Where a line of the entries below includes the string "title", count it. Give only the resulting number.

- _RECORDS SHOWN_
-- -- --
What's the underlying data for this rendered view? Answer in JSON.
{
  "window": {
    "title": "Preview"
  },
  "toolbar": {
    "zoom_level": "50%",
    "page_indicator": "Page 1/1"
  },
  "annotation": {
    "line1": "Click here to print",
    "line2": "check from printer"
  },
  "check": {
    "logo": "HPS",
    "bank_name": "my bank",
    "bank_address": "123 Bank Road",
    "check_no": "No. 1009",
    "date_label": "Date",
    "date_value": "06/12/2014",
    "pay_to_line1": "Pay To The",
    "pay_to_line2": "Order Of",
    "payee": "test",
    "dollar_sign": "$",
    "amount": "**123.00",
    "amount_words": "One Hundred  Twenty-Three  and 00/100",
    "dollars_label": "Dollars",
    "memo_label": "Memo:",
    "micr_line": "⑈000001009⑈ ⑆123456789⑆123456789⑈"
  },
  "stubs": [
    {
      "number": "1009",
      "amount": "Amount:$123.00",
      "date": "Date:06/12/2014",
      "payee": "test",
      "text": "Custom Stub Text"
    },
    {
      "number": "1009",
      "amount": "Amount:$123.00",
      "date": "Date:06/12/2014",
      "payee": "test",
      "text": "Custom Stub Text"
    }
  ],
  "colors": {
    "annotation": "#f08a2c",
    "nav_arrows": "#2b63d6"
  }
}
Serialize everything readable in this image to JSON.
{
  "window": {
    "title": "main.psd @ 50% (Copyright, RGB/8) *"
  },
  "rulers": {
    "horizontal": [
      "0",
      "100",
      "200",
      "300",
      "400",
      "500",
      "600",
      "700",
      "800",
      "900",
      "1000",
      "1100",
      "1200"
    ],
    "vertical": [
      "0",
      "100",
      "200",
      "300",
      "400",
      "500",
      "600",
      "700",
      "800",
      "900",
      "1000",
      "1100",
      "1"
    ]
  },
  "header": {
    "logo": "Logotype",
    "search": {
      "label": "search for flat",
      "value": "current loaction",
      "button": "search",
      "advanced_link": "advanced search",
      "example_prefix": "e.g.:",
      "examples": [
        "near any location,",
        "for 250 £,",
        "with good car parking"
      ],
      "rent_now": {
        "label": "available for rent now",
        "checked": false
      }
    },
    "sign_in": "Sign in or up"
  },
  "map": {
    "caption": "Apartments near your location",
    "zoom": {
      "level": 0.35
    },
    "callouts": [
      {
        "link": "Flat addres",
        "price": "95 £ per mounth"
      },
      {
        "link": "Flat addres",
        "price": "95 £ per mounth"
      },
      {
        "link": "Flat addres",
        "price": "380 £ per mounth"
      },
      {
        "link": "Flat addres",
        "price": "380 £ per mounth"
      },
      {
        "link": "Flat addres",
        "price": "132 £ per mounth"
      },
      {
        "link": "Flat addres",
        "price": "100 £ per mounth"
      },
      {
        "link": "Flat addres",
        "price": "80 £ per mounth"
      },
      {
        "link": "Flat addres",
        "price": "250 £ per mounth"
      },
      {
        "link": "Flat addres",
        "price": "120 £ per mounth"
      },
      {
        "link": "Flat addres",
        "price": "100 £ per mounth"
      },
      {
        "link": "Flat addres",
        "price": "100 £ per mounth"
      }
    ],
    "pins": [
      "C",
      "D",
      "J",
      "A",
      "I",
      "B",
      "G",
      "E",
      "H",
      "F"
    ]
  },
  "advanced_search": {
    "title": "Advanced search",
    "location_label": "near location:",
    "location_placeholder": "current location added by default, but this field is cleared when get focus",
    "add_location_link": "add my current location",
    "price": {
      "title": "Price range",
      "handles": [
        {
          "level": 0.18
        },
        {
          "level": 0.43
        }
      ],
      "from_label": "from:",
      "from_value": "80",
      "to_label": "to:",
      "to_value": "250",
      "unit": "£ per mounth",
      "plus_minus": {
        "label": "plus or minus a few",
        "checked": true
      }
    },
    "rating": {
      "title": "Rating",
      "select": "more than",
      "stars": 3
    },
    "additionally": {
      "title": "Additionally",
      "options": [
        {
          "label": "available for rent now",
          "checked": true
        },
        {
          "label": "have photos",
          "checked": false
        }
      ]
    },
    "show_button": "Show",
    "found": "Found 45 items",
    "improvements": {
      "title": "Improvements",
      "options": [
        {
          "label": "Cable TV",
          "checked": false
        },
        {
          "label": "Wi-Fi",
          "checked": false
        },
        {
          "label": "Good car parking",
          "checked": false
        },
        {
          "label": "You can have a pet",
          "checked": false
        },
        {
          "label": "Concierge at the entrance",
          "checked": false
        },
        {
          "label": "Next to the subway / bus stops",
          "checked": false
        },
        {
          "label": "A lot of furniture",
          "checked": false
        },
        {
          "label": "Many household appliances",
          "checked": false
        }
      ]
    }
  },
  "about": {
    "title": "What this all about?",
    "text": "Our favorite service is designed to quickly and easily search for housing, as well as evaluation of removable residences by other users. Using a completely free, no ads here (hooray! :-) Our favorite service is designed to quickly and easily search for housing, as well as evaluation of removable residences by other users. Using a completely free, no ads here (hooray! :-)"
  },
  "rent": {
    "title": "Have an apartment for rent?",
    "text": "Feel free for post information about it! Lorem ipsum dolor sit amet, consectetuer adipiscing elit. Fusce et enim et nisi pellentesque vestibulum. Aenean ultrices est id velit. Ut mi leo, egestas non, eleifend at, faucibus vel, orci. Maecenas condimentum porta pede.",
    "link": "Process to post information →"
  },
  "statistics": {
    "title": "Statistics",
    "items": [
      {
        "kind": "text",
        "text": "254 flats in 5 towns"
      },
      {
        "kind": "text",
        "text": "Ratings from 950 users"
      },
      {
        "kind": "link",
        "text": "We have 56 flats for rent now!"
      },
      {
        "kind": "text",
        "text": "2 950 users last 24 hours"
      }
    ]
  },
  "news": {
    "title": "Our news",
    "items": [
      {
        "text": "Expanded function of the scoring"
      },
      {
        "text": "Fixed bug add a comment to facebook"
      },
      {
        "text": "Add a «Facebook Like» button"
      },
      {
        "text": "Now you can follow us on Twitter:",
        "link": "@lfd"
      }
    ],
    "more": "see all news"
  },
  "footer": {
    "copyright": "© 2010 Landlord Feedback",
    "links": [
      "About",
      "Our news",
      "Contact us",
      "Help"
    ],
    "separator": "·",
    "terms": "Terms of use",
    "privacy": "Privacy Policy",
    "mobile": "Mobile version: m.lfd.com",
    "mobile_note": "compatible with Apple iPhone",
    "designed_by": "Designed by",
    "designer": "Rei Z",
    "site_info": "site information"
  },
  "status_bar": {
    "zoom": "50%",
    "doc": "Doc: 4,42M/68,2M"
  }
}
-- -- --
- _COMPLETED EXERCISE_
11